Burgos’ comparative inactivity between his fights against Garcia and Haney cost him, however. He also experienced most of his success within the featherweight division, two weight classes below where he lost to Haney.
Haney didn’t attain his goal of becoming the first fighter to knock out the Mexican veteran, though he did beat Burgos convincingly. Haney won all 10 rounds on two scorecards (100-90) and one judge scored seven of their 10 rounds for him (97-93).

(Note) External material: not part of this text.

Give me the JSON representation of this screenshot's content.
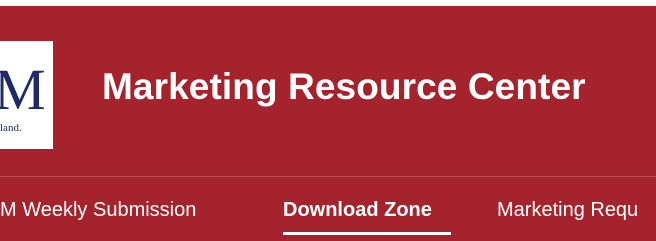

“I know he wanted the knockout really badly and was a little disappointed,” Espinoza said. “But I think given the type of fighter he was fighting – not just that he hasn’t been stopped, but that he has been a world-title challenger – I think he was exactly what Devin needed for his career development. The only criticism that you could offer, and it’s not much of a criticism, is that he didn’t stop him. But to have that kind of showing, at his age, against a guy who has been in world title fights, speaks really well for Devin’s talent.”
Before Haney and Ndongeni square off, Showtime will televise two undercard fights from Stage Works, a studio complex in downtown Shreveport.
The three-fight telecast will start with heavyweights – an eight-rounder that’ll match Cuba’s Frank Faure (10-0, 8 KOs, 1 NC) against Indianapolis’ Willie Jake Jr. (8-1-1, 2 KOs). The co-featured fight, an eight-round battle between featherweight prospects, will pit Ruben Villa (14-0, 5 KOs), a southpaw from Salinas, California, against Colombia’s Ruben Cervera (10-0, 9 KOs, 1 NC).
Keith Idec is a senior writer/columnist for BoxingScene.com. He can be reached on Twitter @Idecboxing.